» **Aim of the task**: Lift out all lines below that contain "Redactar".

» **Source data**:
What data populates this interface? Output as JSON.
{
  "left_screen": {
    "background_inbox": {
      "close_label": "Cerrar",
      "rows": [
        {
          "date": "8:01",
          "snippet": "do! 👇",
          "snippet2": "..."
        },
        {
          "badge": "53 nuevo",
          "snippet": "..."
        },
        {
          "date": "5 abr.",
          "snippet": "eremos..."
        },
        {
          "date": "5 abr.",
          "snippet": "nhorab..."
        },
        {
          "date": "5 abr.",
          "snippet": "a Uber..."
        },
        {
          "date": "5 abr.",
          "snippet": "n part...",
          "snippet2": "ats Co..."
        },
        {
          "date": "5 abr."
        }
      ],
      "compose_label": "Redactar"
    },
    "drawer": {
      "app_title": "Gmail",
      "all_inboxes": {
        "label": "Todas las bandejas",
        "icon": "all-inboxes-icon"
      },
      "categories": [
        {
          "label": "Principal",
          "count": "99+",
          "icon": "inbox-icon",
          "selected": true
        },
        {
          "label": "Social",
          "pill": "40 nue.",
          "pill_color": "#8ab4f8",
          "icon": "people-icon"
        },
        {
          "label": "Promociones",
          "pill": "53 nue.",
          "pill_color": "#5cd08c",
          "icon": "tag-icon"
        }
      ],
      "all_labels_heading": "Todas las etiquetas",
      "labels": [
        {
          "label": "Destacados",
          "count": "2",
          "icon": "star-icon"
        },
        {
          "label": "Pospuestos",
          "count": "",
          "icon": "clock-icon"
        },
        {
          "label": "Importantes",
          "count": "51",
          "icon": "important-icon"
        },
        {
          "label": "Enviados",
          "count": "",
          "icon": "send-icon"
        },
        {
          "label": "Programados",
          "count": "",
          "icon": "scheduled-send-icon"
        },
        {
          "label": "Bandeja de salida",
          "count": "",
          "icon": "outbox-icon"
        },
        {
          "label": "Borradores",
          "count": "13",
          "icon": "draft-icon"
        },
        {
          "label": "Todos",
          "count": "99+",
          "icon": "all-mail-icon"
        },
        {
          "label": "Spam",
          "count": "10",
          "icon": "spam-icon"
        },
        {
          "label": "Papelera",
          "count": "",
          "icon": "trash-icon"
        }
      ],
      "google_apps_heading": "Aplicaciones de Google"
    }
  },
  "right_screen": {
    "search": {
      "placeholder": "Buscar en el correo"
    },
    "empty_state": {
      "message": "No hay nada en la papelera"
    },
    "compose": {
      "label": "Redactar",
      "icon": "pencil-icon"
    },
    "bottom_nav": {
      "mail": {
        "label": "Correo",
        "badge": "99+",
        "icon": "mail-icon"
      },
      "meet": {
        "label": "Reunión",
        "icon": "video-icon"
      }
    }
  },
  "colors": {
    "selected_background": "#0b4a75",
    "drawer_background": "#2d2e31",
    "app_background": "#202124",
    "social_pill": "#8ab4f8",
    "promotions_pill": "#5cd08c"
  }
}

» **Expected answer**:
      "compose_label": "Redactar"
      "label": "Redactar",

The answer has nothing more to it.